A great recruiting process is like a great dinner party. Your may invite several people, but you want each one to feel special - like a guest in your home.
If you invite a dinner guest, you want them to feel warmly welcomed. You want to show respect for their time. Evidence of your thoughtful preparation will be everywhere. You will be considerate of their needs and preferences.
You are gracious to your guests, and they appreciate your hospitality and reciprocate, by being gracious to you. That's how society functions. So, my dear, where are your manners when it comes to recruiting?
If your candidates were your dinner guests (after all, you invited them to join your party) would you do any of the following?
Reschedule the date of the party (interview) on short notice?
Insist they get back to you quickly if you do reschedule? Perhaps give them a deadline to respond?
Expect them to be monitoring their email, waiting to hear from you?
Make them wait in the foyer (lobby) for 10 minutes while you wrapped up other work?
Forget their name, or act like you are not ready for them when they arrive?
Would your dinner conversation be all about you?
After the party, if you promised to get back to them about something, would you overlook your promise?
If they called you to ask a question, would you wait several days before responding?
No, if you did any of the above you would be inexcusably rude, and everyone would say you are a narcissist. And nobody would ever want to come to your parties. But of course nobody would say that to your face, they would just avoid you.
So is it possible that your recruiting challenges are not about the candidates at all? Is it possible that you are not attracting great people to your company because you need to work on your party manners?

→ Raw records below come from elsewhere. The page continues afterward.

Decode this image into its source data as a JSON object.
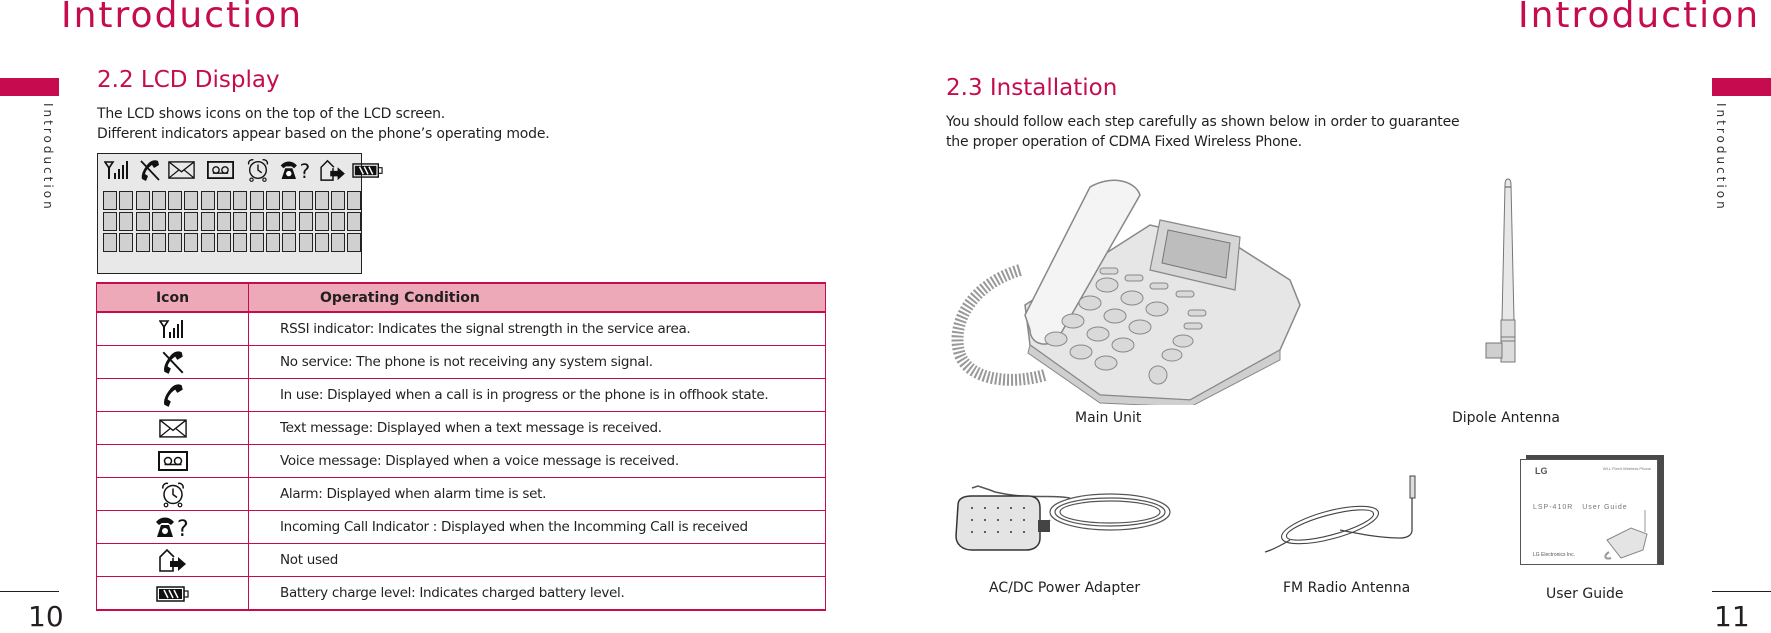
{
  "left_page": {
    "header_title": "Introduction",
    "side_tab_label": "Introduction",
    "page_number": "10",
    "section": {
      "title": "2.2 LCD Display",
      "paragraph_lines": [
        "The LCD shows icons on the top of the LCD screen.",
        "Different indicators appear based on the phone’s operating mode."
      ]
    },
    "lcd": {
      "status_icons": [
        "signal-strength-icon",
        "no-service-icon",
        "text-message-icon",
        "voice-message-icon",
        "alarm-icon",
        "incoming-call-icon",
        "not-used-icon",
        "battery-icon"
      ],
      "character_rows": 3,
      "character_columns": 16
    },
    "table": {
      "headers": {
        "icon": "Icon",
        "condition": "Operating Condition"
      },
      "rows": [
        {
          "icon": "signal-strength-icon",
          "text": "RSSI indicator: Indicates the signal strength in the service area."
        },
        {
          "icon": "no-service-icon",
          "text": "No service: The phone is not receiving any system signal."
        },
        {
          "icon": "in-use-icon",
          "text": "In use: Displayed when a call is in progress or the phone is in offhook state."
        },
        {
          "icon": "text-message-icon",
          "text": "Text message: Displayed when a text message is received."
        },
        {
          "icon": "voice-message-icon",
          "text": "Voice message: Displayed when a voice message is received."
        },
        {
          "icon": "alarm-icon",
          "text": "Alarm: Displayed when alarm time is set."
        },
        {
          "icon": "incoming-call-icon",
          "text": "Incoming Call Indicator : Displayed when the Incomming Call is received"
        },
        {
          "icon": "not-used-icon",
          "text": "Not used"
        },
        {
          "icon": "battery-icon",
          "text": "Battery charge level: Indicates charged battery level."
        }
      ]
    }
  },
  "right_page": {
    "header_title": "Introduction",
    "side_tab_label": "Introduction",
    "page_number": "11",
    "section": {
      "title": "2.3 Installation",
      "paragraph_lines": [
        "You should follow each step carefully as shown below in order to guarantee",
        "the proper operation of CDMA Fixed Wireless Phone."
      ]
    },
    "items": [
      {
        "id": "main-unit",
        "caption": "Main Unit"
      },
      {
        "id": "dipole-antenna",
        "caption": "Dipole Antenna"
      },
      {
        "id": "power-adapter",
        "caption": "AC/DC Power Adapter"
      },
      {
        "id": "fm-antenna",
        "caption": "FM Radio Antenna"
      },
      {
        "id": "user-guide",
        "caption": "User Guide"
      }
    ],
    "user_guide_cover": {
      "brand": "LG",
      "subtitle": "WLL Fixed Wireless Phone",
      "model": "LSP-410R",
      "title": "User Guide",
      "company": "LG Electronics Inc."
    }
  },
  "colors": {
    "accent": "#c60c4e",
    "table_header_bg": "#eda9b7",
    "lcd_bg": "#e8e8e8"
  }
}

If you want to stop wasting your time on the irrelevant, superficial aspects of interviewing, and start understanding the deeper elements that predict the success of your new hires, read our post on How to Conduct a Job Interview so Top Performers Actually Want to Take Your Job. Or, if you prefer your research and information to be more attractively formatted, just download our Employer Guide to Interviewing.